We spent Monday neither in the air nor on the water but on land, walking down the steep wooden steps and across the wooden bridge over a rocky chasm to the Swallowtail Light on the headland where we sat a while contemplating the sea. The curious circular or heart shaped fences in the sea are traps for herring, fishing weirs, so we learned in the afternoon after hiring a couple of bikes and having peddled against the wind along the coast road as far as the museum at Grand Harbour. The island's school was across the road, the original one being a simple shed (plus outhouse) now in the museum's back garden.
The museum showed a bit of everything, some of the exhibits put together by pupils at the school: the history of local fishing, the spoils from wrecked ships, a huge lighthouse light filling the stairway, a display of picture-rugs, a room full of stuffed birds, a model of the "slotted wave guide"(a piece of radar equipment) that a worthy islander (Ernest Guptill) had invented, as well as various model boats and everyday artefacts from the past.
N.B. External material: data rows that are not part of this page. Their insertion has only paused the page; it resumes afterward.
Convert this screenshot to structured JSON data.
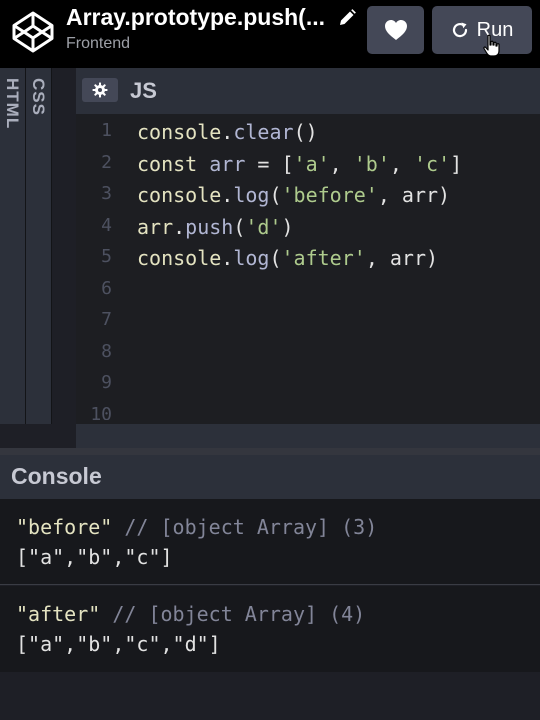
{
  "header": {
    "title": "Array.prototype.push(...",
    "subtitle": "Frontend",
    "run_label": "Run"
  },
  "editor": {
    "tabs": [
      "HTML",
      "CSS"
    ],
    "active_tab": "JS",
    "lines": [
      {
        "num": "1",
        "tokens": [
          {
            "t": "console",
            "c": "obj"
          },
          {
            "t": ".",
            "c": "pun"
          },
          {
            "t": "clear",
            "c": "fn"
          },
          {
            "t": "()",
            "c": "pun"
          }
        ]
      },
      {
        "num": "2",
        "tokens": [
          {
            "t": "const ",
            "c": "kw"
          },
          {
            "t": "arr",
            "c": "fn"
          },
          {
            "t": " = [",
            "c": "pun"
          },
          {
            "t": "'a'",
            "c": "str"
          },
          {
            "t": ", ",
            "c": "pun"
          },
          {
            "t": "'b'",
            "c": "str"
          },
          {
            "t": ", ",
            "c": "pun"
          },
          {
            "t": "'c'",
            "c": "str"
          },
          {
            "t": "]",
            "c": "pun"
          }
        ]
      },
      {
        "num": "3",
        "tokens": [
          {
            "t": "console",
            "c": "obj"
          },
          {
            "t": ".",
            "c": "pun"
          },
          {
            "t": "log",
            "c": "fn"
          },
          {
            "t": "(",
            "c": "pun"
          },
          {
            "t": "'before'",
            "c": "str"
          },
          {
            "t": ", arr)",
            "c": "pun"
          }
        ]
      },
      {
        "num": "4",
        "tokens": [
          {
            "t": "arr",
            "c": "obj"
          },
          {
            "t": ".",
            "c": "pun"
          },
          {
            "t": "push",
            "c": "fn"
          },
          {
            "t": "(",
            "c": "pun"
          },
          {
            "t": "'d'",
            "c": "str"
          },
          {
            "t": ")",
            "c": "pun"
          }
        ]
      },
      {
        "num": "5",
        "tokens": [
          {
            "t": "console",
            "c": "obj"
          },
          {
            "t": ".",
            "c": "pun"
          },
          {
            "t": "log",
            "c": "fn"
          },
          {
            "t": "(",
            "c": "pun"
          },
          {
            "t": "'after'",
            "c": "str"
          },
          {
            "t": ", arr)",
            "c": "pun"
          }
        ]
      },
      {
        "num": "6",
        "tokens": []
      },
      {
        "num": "7",
        "tokens": []
      },
      {
        "num": "8",
        "tokens": []
      },
      {
        "num": "9",
        "tokens": []
      },
      {
        "num": "10",
        "tokens": []
      }
    ]
  },
  "console": {
    "title": "Console",
    "entries": [
      {
        "label": "\"before\"",
        "comment": " // [object Array] (3)",
        "value": "[\"a\",\"b\",\"c\"]"
      },
      {
        "label": "\"after\"",
        "comment": " // [object Array] (4)",
        "value": "[\"a\",\"b\",\"c\",\"d\"]"
      }
    ]
  },
  "icons": {
    "logo": "codepen-logo-icon",
    "edit": "pencil-icon",
    "heart": "heart-icon",
    "run": "refresh-icon",
    "settings": "gear-icon",
    "cursor": "hand-pointer-icon"
  },
  "colors": {
    "background": "#131417",
    "button": "#444857",
    "string": "#aecb8d",
    "object": "#e4e3c1",
    "function": "#b1b6d3"
  }
}
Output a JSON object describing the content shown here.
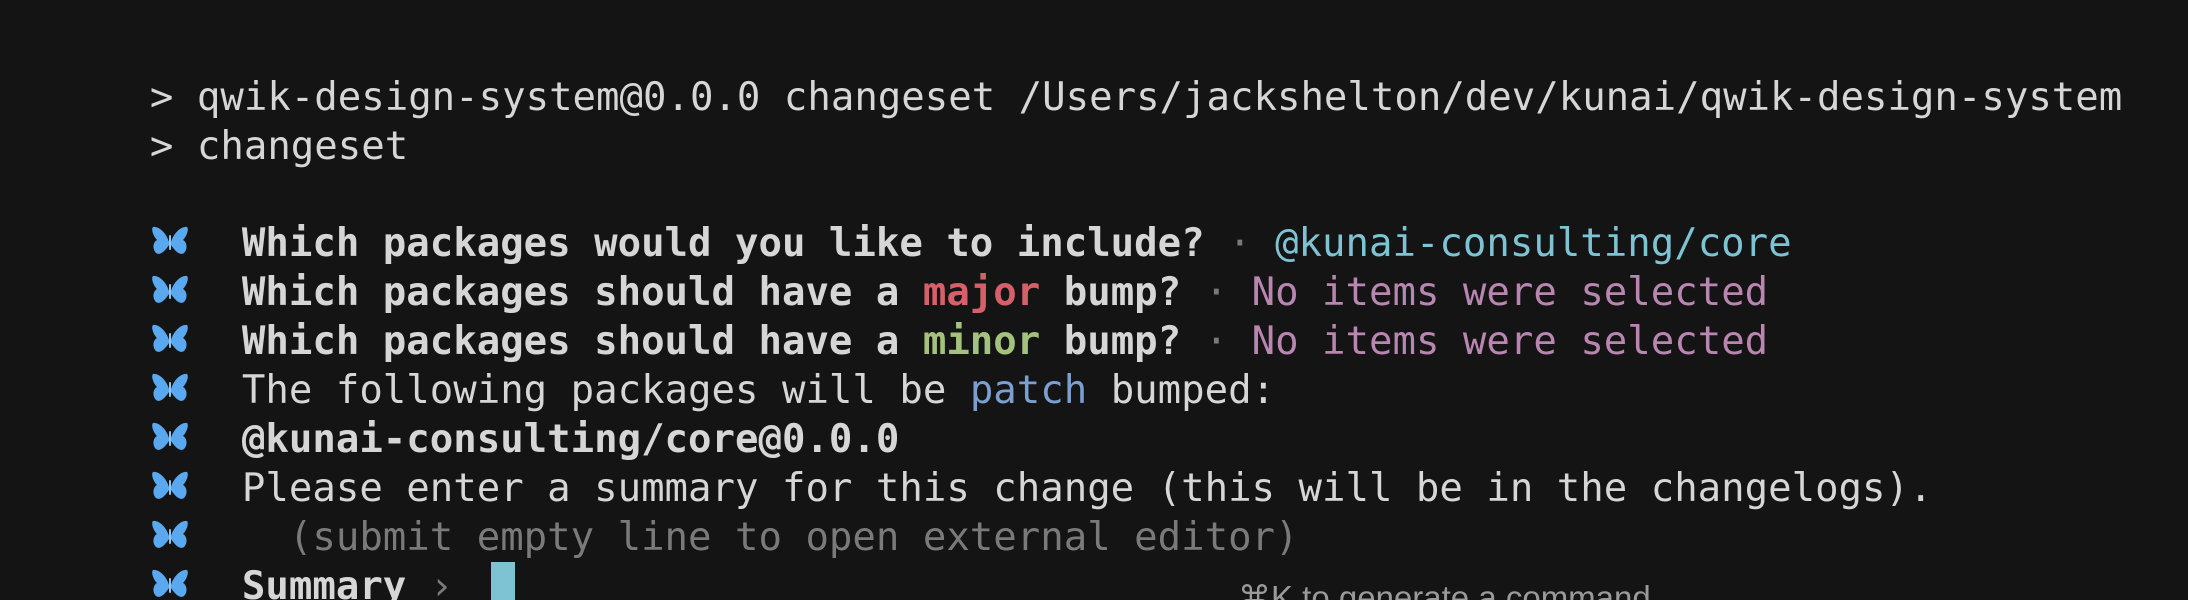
{
  "header": {
    "line1": "> qwik-design-system@0.0.0 changeset /Users/jackshelton/dev/kunai/qwik-design-system",
    "line2": "> changeset"
  },
  "prompts": {
    "include_q": "Which packages would you like to include?",
    "sep": " · ",
    "include_answer": "@kunai-consulting/core",
    "major_pre": "Which packages should have a ",
    "major_word": "major",
    "major_post": " bump?",
    "major_answer": "No items were selected",
    "minor_pre": "Which packages should have a ",
    "minor_word": "minor",
    "minor_post": " bump?",
    "minor_answer": "No items were selected",
    "patch_pre": "The following packages will be ",
    "patch_word": "patch",
    "patch_post": " bumped:",
    "patch_package": "@kunai-consulting/core@0.0.0",
    "summary_request": "Please enter a summary for this change (this will be in the changelogs).",
    "summary_hint": "  (submit empty line to open external editor)",
    "summary_label": "Summary",
    "summary_arrow": " › ",
    "summary_value": ""
  },
  "footer": {
    "hint": "⌘K to generate a command"
  },
  "icons": {
    "bullet": "butterfly-icon"
  },
  "colors": {
    "background": "#141414",
    "foreground": "#d6d6d6",
    "cyan": "#7ec3d3",
    "red": "#d4606a",
    "green": "#a3c27e",
    "magenta": "#b886b0",
    "blue": "#7b9fd0",
    "butterfly": "#5aa9f0"
  }
}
The rest of our gang had departed at mid-day after we'd all lingered over breakfast at the Compass Rose in a room with another sea view. Left to our own devices that evening, Chris and I dined at Sailors Landing in North Head as on the first night, watching their slide show of photos, and before our weary legs gave way we took one last look at the Swallowtail light house from the north side of the village, walking down by the shore under the stars, then slept like logs for at least the next ten hours, with the sound of the waves in our ears.